O'Connor responded that it is up to the courts, but reiterated that "multiple courts have reviewed this evidence and determined that the jury that convicted Glossip and sentenced him to death did so in full accordance with the law." Glossip's original conviction was overturned on appeal, but a second jury found him guilty in 2004.
O'Connor said in a statement Thursday that he believes Sneed used the word "recant" in reference to "his hope to negotiate a shorter prison term in exchange for his testimony at Glossip’s second trial — but that never happened."
Reed Smith investigators have released other information discovered in the case in recent months, including a letter written by Sneed in 2007 to his lawyer in which he says he has "somethings I need to clean up" and "it was a mistake reliving this."
O'Connor said he remains unconvinced, and that the only information in the case that Glossip's defense team could not review were "work product materials" protected by law.

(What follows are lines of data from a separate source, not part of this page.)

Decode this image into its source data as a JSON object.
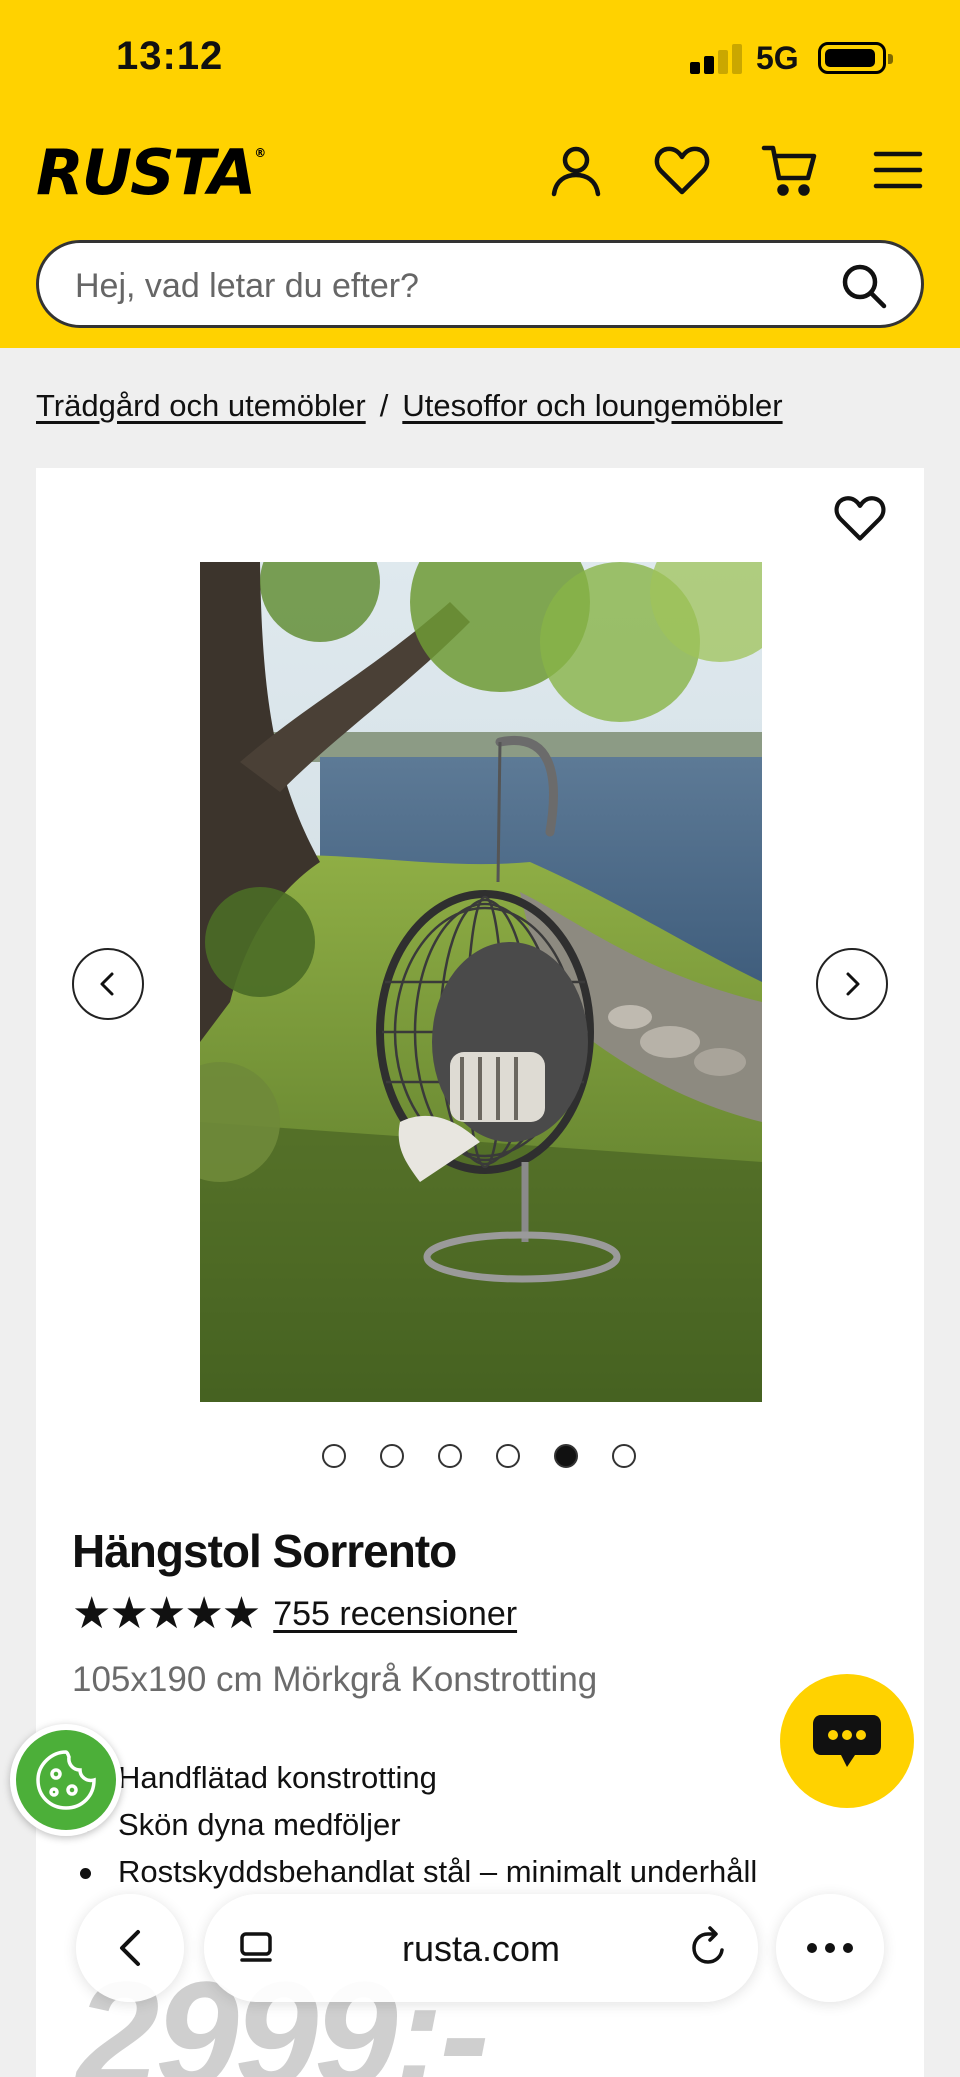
{
  "status_bar": {
    "time": "13:12",
    "network": "5G"
  },
  "header": {
    "logo": "RUSTA",
    "logo_mark": "®",
    "icons": [
      "account-icon",
      "heart-icon",
      "cart-icon",
      "menu-icon"
    ],
    "search_placeholder": "Hej, vad letar du efter?"
  },
  "breadcrumb": {
    "items": [
      "Trädgård och utemöbler",
      "Utesoffor och loungemöbler"
    ],
    "separator": "/"
  },
  "product": {
    "title": "Hängstol Sorrento",
    "stars": "★★★★★",
    "rating_stars": 5,
    "reviews": "755 recensioner",
    "variant": "105x190 cm Mörkgrå Konstrotting",
    "features": [
      "Handflätad konstrotting",
      "Skön dyna medföljer",
      "Rostskyddsbehandlat stål – minimalt underhåll"
    ],
    "price": "2999:-",
    "carousel_total": 6,
    "carousel_active": 5
  },
  "browser": {
    "url": "rusta.com"
  },
  "colors": {
    "brand_yellow": "#ffd200",
    "cookie_green": "#4caf39",
    "text": "#111111"
  }
}
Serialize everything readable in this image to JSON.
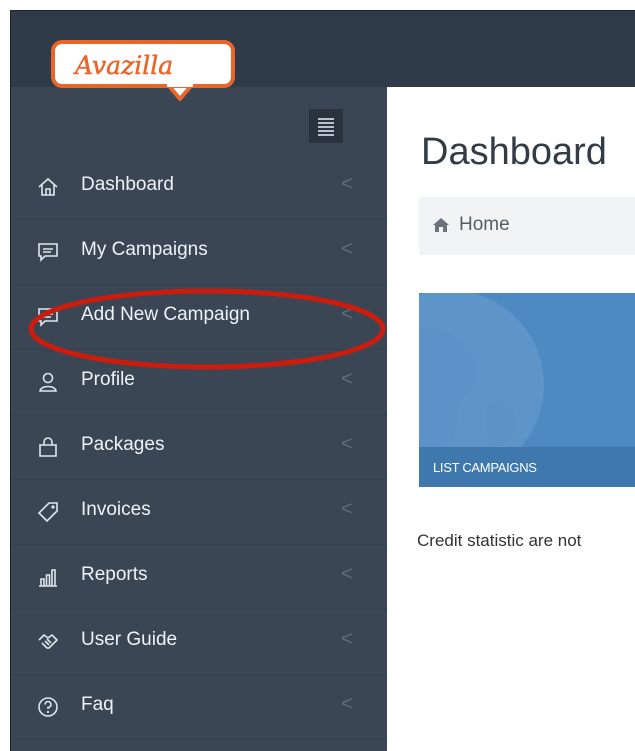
{
  "brand": {
    "logo_text": "Avazilla",
    "accent": "#e8662a"
  },
  "sidebar": {
    "toggle_icon": "hamburger-icon",
    "items": [
      {
        "label": "Dashboard",
        "icon": "home-icon"
      },
      {
        "label": "My Campaigns",
        "icon": "comment-icon"
      },
      {
        "label": "Add New Campaign",
        "icon": "comment-icon"
      },
      {
        "label": "Profile",
        "icon": "user-icon"
      },
      {
        "label": "Packages",
        "icon": "bag-icon"
      },
      {
        "label": "Invoices",
        "icon": "tag-icon"
      },
      {
        "label": "Reports",
        "icon": "bar-chart-icon"
      },
      {
        "label": "User Guide",
        "icon": "handshake-icon"
      },
      {
        "label": "Faq",
        "icon": "question-circle-icon"
      }
    ],
    "chevron": "<"
  },
  "main": {
    "title": "Dashboard",
    "breadcrumb": {
      "home_label": "Home",
      "icon": "home-icon"
    },
    "tile": {
      "label": "LIST CAMPAIGNS",
      "color": "#4e8ac2"
    },
    "credit_text": "Credit statistic are not"
  },
  "annotation": {
    "color": "#cc1c0e"
  }
}
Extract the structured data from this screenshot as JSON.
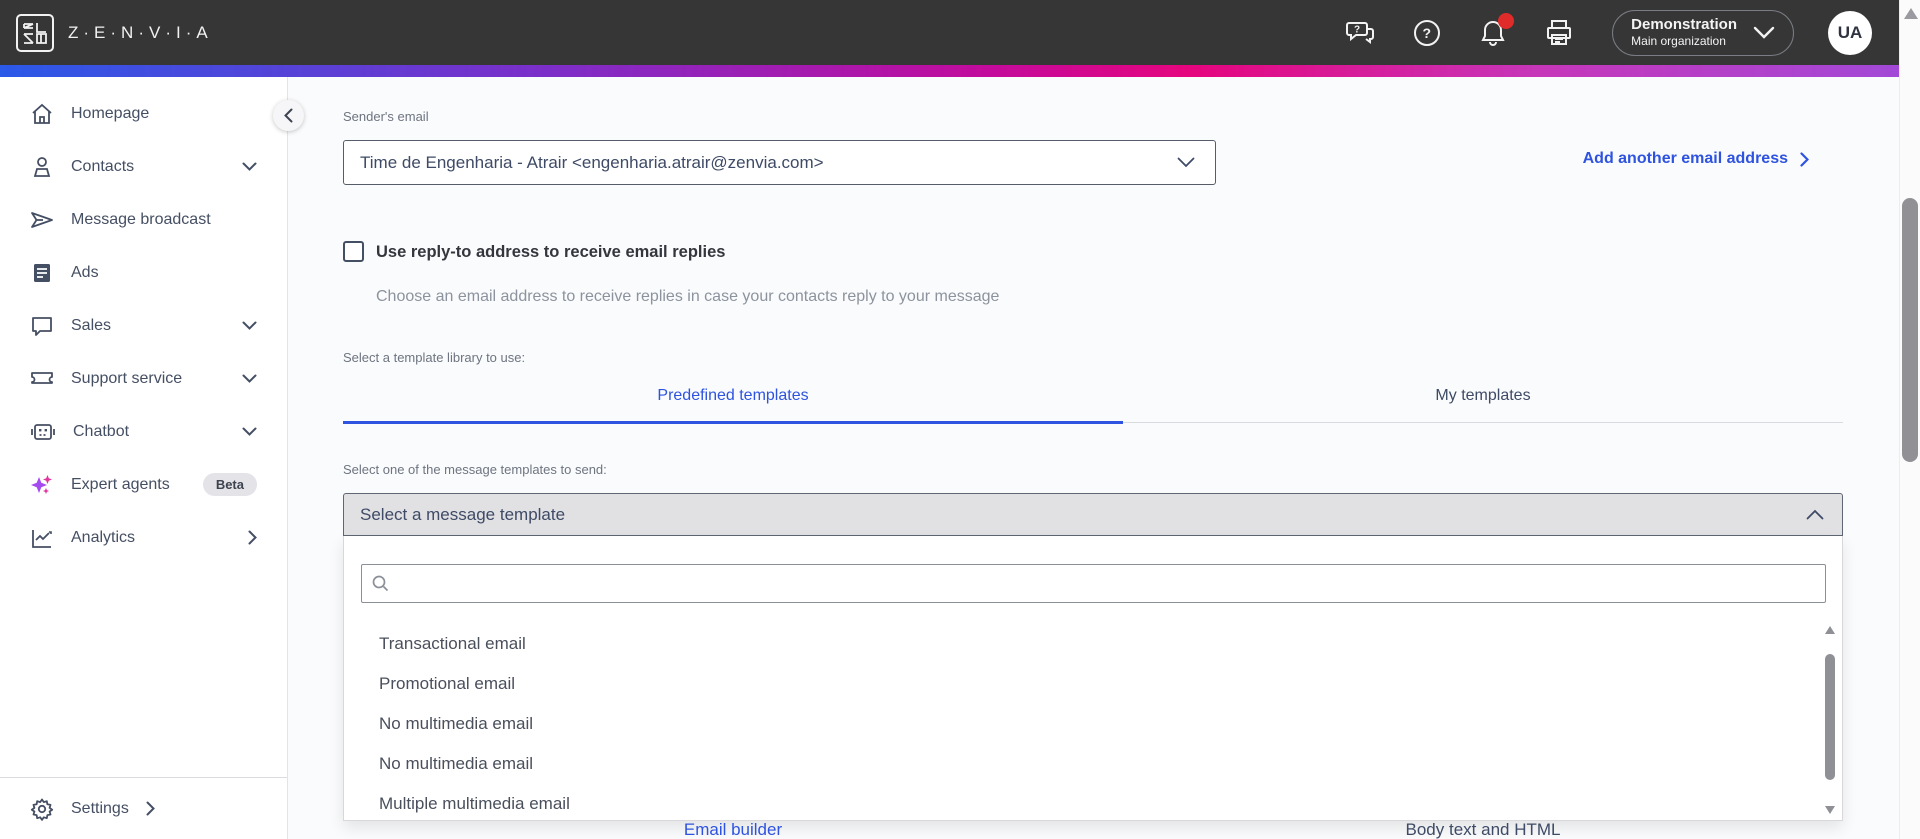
{
  "topbar": {
    "brand": "Z·E·N·V·I·A",
    "icons": {
      "support_chat": "chat-question-icon",
      "help": "help-circle-icon",
      "notifications": "bell-icon",
      "print": "printer-icon"
    },
    "notification_badge_color": "#e02b2b",
    "org": {
      "name": "Demonstration",
      "sub": "Main organization"
    },
    "avatar_initials": "UA"
  },
  "colors": {
    "topbar_bg": "#363636",
    "accent_blue": "#2e53e0",
    "gradient": [
      "#2b59e8",
      "#7b2fc9",
      "#e5057e",
      "#a04ad9"
    ],
    "sidebar_text": "#454f63",
    "value_text": "#3e4a66"
  },
  "sidebar": {
    "items": [
      {
        "label": "Homepage",
        "icon": "home-icon",
        "chevron": ""
      },
      {
        "label": "Contacts",
        "icon": "person-icon",
        "chevron": "down"
      },
      {
        "label": "Message broadcast",
        "icon": "send-icon",
        "chevron": ""
      },
      {
        "label": "Ads",
        "icon": "ads-icon",
        "chevron": ""
      },
      {
        "label": "Sales",
        "icon": "chat-bubble-icon",
        "chevron": "down"
      },
      {
        "label": "Support service",
        "icon": "ticket-icon",
        "chevron": "down"
      },
      {
        "label": "Chatbot",
        "icon": "robot-icon",
        "chevron": "down"
      },
      {
        "label": "Expert agents",
        "icon": "sparkles-icon",
        "badge": "Beta"
      },
      {
        "label": "Analytics",
        "icon": "analytics-icon",
        "chevron": "right"
      }
    ],
    "settings": {
      "label": "Settings",
      "icon": "gear-icon",
      "chevron": "right"
    }
  },
  "main": {
    "sender": {
      "label": "Sender's email",
      "value": "Time de Engenharia - Atrair <engenharia.atrair@zenvia.com>"
    },
    "add_email_link": "Add another email address",
    "reply_to": {
      "checkbox_label": "Use reply-to address to receive email replies",
      "helper": "Choose an email address to receive replies in case your contacts reply to your message",
      "checked": false
    },
    "library_label": "Select a template library to use:",
    "tabs": [
      {
        "label": "Predefined templates",
        "active": true
      },
      {
        "label": "My templates",
        "active": false
      }
    ],
    "template_label": "Select one of the message templates to send:",
    "template_dropdown": {
      "value": "Select a message template",
      "search_value": "",
      "options": [
        "Transactional email",
        "Promotional email",
        "No multimedia email",
        "No multimedia email",
        "Multiple multimedia email"
      ]
    },
    "bottom_tabs": [
      {
        "label": "Email builder"
      },
      {
        "label": "Body text and HTML"
      }
    ]
  }
}
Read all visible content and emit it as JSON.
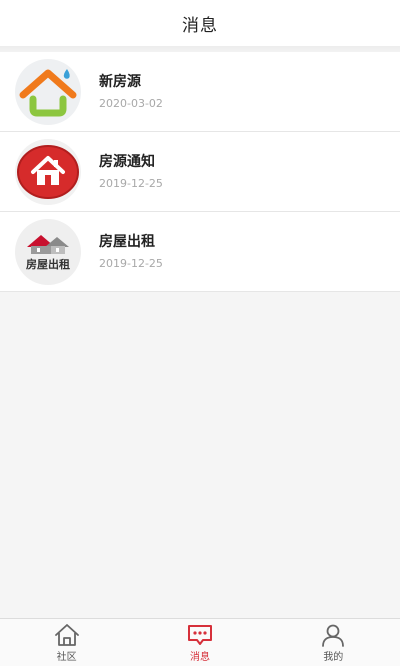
{
  "header": {
    "title": "消息"
  },
  "messages": [
    {
      "title": "新房源",
      "date": "2020-03-02",
      "icon": "new-house-icon"
    },
    {
      "title": "房源通知",
      "date": "2019-12-25",
      "icon": "house-notice-icon"
    },
    {
      "title": "房屋出租",
      "date": "2019-12-25",
      "icon": "house-rental-icon",
      "icon_text": "房屋出租"
    }
  ],
  "tabbar": {
    "items": [
      {
        "label": "社区",
        "icon": "home-icon",
        "active": false
      },
      {
        "label": "消息",
        "icon": "message-icon",
        "active": true
      },
      {
        "label": "我的",
        "icon": "user-icon",
        "active": false
      }
    ]
  },
  "colors": {
    "accent": "#d6303a",
    "orange": "#f07a1c",
    "green": "#8cc63f",
    "blue": "#3aa0d8"
  }
}
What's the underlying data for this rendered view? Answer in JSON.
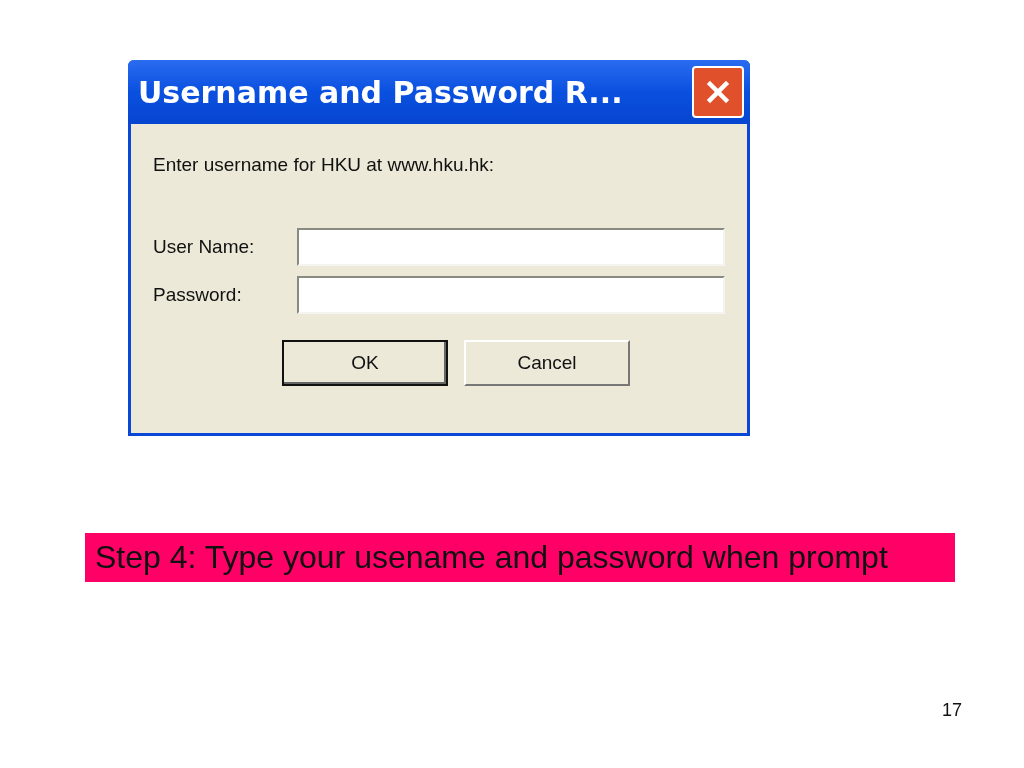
{
  "dialog": {
    "title": "Username and Password R...",
    "prompt": "Enter username for HKU at www.hku.hk:",
    "fields": [
      {
        "label": "User Name:"
      },
      {
        "label": "Password:"
      }
    ],
    "buttons": [
      {
        "label": "OK",
        "default": true
      },
      {
        "label": "Cancel",
        "default": false
      }
    ]
  },
  "caption": "Step 4: Type your usename and password when prompt",
  "page_number": "17"
}
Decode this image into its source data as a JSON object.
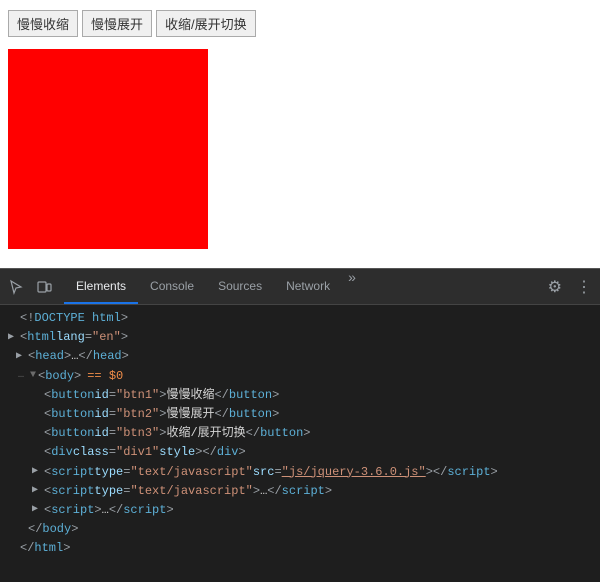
{
  "browser": {
    "buttons": [
      {
        "label": "慢慢收缩",
        "id": "btn1"
      },
      {
        "label": "慢慢展开",
        "id": "btn2"
      },
      {
        "label": "收缩/展开切换",
        "id": "btn3"
      }
    ]
  },
  "devtools": {
    "tabs": [
      {
        "label": "Elements",
        "active": true
      },
      {
        "label": "Console",
        "active": false
      },
      {
        "label": "Sources",
        "active": false
      },
      {
        "label": "Network",
        "active": false
      }
    ],
    "more_label": "»",
    "code": {
      "doctype": "<!DOCTYPE html>",
      "html_open": "<html lang=\"en\">",
      "head_collapsed": "<head>…</head>",
      "body_open": "<body>",
      "body_marker": "== $0",
      "btn1": "<button id=\"btn1\">慢慢收缩</button>",
      "btn2": "<button id=\"btn2\">慢慢展开</button>",
      "btn3": "<button id=\"btn3\">收缩/展开切换</button>",
      "div": "<div class=\"div1\" style></div>",
      "script1": "<script type=\"text/javascript\" src=\"js/jquery-3.6.0.js\"></script>",
      "script2": "<script type=\"text/javascript\">…</script>",
      "script3": "<script>…</script>",
      "body_close": "</body>",
      "html_close": "</html>"
    }
  }
}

"It is disappointing that Glossip's supporters are criticizing law enforcement, prosecutors, juries, and judges in an attempt to distract the public from the evidence beyond a reasonable doubt of Glossip's guilt," O'Connor said.
Glossip has escaped the death chamber multiple times as he appealed his case, including in September 2015, when then-Oklahoma Gov. Mary Fallin, a Republican, stayed his execution at the last minute after prison officials tried to go forward with the wrong lethal injection drugs.
The stunning admission was among a wave of botched and bungled executions in Oklahoma in 2014 and 2015, prompting a statewide moratorium on capital punishment that lasted until October 2021.
Glossip's case won support from notable names such as actress Susan Sarandon, Pope Francis and Barry Switzer, the popular former football coach at the University of Oklahoma.
State Rep. Kevin McDugle, a Republican, has said that he is so disturbed by the circumstances surrounding Glossip's case that executing him would change his mind on capital punishment.
"If we put Richard Glossip to death, I will fight in this state to abolish the death penalty, simply because the process is not pure," McDugle told reporters in June.
Van Treese's family could not be reached for comment Thursday. His widow, Donna Van Treese, previously told NBC affiliate KFOR in Oklahoma City that she was ready to see Glossip put to death.
"Would I wish a cruel death on anyone? No," she said. "I'm hoping that it is quick."
This article was originally published on NBCNews.com